Required action:
Report only the number of lines that contain the string "screenshot" in the records below.

(Excerpts from an interface dataset)
▽
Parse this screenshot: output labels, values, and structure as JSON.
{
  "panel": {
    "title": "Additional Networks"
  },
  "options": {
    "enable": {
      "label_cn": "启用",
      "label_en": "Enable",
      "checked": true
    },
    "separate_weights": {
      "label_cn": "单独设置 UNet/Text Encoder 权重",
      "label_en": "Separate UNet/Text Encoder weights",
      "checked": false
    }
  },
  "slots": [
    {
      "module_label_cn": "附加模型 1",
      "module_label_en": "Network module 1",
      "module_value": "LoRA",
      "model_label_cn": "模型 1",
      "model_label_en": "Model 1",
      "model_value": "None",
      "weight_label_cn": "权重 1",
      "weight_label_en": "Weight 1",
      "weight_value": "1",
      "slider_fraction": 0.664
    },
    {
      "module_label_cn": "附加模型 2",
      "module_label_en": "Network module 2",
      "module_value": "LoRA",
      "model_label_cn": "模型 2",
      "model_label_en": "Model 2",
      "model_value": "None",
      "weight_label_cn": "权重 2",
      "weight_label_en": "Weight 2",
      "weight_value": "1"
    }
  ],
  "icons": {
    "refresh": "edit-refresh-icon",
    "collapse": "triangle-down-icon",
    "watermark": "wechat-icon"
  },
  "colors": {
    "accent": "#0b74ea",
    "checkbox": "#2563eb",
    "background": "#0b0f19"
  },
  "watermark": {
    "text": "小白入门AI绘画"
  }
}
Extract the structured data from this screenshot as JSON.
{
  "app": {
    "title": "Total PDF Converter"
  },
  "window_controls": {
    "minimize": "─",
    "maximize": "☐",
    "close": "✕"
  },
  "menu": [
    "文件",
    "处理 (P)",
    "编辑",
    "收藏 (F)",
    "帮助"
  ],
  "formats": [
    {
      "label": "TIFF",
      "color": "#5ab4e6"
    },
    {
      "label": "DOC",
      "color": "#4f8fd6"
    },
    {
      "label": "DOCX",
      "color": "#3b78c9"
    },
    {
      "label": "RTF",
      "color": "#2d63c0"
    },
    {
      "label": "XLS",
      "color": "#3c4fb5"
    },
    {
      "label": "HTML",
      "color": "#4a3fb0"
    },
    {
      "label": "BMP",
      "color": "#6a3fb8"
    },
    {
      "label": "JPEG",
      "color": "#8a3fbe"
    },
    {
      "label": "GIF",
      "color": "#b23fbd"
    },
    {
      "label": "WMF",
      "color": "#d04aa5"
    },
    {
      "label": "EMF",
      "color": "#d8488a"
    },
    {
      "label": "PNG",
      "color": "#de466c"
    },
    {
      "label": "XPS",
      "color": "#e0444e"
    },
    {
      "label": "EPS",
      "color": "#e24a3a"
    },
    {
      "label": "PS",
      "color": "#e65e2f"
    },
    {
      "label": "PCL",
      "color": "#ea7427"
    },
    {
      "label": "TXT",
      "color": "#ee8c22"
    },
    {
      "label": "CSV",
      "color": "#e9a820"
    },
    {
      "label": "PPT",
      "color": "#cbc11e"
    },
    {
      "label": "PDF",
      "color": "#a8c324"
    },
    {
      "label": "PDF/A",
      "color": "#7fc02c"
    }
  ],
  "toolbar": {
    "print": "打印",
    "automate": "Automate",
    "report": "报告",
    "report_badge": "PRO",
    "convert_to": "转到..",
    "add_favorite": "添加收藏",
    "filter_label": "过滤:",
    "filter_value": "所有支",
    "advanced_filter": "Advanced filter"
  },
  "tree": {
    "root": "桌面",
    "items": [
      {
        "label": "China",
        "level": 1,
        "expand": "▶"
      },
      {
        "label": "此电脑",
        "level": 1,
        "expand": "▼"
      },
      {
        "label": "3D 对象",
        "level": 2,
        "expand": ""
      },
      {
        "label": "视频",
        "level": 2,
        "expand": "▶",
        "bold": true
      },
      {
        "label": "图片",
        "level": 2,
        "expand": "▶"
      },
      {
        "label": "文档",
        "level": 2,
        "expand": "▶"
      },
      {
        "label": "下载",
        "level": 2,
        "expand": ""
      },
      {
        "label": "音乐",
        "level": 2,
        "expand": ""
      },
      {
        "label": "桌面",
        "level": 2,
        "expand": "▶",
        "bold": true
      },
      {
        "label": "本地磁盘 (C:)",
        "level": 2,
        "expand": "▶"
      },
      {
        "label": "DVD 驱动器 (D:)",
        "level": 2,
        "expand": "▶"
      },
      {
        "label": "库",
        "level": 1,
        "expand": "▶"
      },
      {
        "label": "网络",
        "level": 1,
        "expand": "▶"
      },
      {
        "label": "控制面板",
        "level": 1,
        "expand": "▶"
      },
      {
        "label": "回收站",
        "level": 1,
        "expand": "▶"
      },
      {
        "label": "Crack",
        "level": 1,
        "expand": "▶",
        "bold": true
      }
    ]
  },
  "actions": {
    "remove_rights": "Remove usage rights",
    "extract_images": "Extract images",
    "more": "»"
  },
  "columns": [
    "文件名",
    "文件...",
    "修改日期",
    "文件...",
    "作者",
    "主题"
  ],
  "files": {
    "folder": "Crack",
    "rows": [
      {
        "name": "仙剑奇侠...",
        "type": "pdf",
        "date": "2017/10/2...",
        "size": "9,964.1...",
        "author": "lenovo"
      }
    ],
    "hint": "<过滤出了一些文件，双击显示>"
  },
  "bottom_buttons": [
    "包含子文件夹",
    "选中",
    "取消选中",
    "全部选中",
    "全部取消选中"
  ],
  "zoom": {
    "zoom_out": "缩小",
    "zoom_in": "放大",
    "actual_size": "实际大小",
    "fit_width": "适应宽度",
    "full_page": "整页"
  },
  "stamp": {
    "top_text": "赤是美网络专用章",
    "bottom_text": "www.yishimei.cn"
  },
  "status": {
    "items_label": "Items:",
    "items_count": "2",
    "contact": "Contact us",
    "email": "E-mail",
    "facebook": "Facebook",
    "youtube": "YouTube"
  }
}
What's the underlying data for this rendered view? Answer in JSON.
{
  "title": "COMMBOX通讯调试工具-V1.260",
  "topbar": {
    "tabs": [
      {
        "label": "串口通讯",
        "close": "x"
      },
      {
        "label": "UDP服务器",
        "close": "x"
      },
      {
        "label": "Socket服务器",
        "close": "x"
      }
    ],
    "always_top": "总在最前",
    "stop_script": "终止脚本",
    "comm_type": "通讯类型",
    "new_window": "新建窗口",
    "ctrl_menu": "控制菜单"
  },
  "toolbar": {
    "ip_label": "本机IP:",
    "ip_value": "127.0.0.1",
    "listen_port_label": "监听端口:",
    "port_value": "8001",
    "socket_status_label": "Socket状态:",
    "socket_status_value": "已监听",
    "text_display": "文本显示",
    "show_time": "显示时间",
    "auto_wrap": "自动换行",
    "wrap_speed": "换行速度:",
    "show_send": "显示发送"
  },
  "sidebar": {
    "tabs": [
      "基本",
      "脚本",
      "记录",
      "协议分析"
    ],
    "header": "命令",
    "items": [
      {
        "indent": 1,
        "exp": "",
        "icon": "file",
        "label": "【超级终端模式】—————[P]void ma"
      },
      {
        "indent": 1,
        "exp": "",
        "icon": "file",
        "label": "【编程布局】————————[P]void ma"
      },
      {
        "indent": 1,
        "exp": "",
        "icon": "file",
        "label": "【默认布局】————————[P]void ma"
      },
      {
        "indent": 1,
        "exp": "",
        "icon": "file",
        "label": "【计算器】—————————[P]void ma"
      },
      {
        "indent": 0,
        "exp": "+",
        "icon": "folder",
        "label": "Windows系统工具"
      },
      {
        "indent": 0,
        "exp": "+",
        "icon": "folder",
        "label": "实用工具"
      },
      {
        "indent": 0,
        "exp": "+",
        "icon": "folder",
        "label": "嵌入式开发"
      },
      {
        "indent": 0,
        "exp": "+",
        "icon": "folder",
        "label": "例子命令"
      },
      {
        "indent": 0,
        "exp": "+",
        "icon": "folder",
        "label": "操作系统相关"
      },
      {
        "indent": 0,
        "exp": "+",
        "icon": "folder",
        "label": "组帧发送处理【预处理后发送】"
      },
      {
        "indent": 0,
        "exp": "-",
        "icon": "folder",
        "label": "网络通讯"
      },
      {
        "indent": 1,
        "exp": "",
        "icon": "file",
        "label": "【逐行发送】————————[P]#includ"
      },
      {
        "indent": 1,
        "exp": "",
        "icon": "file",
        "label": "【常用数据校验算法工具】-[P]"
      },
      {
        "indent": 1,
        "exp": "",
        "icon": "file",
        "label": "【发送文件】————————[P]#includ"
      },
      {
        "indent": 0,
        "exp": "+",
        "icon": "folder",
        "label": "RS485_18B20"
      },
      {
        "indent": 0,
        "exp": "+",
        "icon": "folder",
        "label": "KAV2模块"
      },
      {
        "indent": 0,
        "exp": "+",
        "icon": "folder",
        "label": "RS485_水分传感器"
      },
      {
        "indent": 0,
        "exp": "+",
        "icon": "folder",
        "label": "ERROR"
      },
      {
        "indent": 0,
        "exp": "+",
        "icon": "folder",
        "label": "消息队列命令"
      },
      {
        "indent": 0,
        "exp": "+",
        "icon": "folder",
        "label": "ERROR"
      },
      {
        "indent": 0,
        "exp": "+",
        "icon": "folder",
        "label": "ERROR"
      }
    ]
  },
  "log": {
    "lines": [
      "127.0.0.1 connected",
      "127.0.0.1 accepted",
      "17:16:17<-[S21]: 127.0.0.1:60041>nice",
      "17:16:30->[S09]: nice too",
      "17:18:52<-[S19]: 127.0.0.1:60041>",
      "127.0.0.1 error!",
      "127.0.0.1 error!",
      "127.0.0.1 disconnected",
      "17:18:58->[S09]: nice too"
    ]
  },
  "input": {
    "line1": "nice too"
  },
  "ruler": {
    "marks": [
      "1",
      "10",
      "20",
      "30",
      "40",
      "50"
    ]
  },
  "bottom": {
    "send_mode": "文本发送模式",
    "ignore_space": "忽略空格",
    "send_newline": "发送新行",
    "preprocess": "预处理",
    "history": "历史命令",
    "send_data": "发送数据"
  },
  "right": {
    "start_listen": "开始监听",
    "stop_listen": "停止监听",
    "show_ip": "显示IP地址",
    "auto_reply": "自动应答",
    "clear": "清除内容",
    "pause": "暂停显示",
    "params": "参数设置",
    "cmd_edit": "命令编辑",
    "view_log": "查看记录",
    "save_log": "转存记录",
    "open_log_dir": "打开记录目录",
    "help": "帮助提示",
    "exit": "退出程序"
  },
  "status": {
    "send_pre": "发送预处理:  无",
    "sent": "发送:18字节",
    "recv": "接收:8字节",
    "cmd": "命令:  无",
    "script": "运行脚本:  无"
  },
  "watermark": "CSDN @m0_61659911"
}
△
Output of the task:
2